DESCRIPTION OF THE TASK: Say how many lines of these entries include the word "English", and answer with the number alone.
■ ■ ■
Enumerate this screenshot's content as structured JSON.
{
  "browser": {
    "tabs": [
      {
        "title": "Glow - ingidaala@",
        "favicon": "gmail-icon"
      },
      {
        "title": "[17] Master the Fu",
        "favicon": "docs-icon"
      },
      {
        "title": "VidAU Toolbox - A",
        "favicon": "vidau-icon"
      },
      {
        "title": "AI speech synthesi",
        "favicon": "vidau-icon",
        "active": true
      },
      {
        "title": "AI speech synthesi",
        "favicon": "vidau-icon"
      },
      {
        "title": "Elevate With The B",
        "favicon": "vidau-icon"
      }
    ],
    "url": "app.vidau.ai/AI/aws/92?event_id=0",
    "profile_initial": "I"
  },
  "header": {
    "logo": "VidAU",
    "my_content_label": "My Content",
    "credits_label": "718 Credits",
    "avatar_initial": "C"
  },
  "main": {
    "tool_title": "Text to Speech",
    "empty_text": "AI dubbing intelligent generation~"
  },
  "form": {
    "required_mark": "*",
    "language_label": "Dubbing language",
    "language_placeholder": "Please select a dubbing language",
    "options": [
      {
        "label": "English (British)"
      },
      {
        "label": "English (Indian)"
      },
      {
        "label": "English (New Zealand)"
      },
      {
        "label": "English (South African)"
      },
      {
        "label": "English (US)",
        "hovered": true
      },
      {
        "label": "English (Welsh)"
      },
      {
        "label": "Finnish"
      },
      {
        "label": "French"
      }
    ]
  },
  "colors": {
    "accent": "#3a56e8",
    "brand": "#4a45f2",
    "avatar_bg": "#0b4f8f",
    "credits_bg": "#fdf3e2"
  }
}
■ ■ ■
RESPONSE TO THIS EXERCISE: 6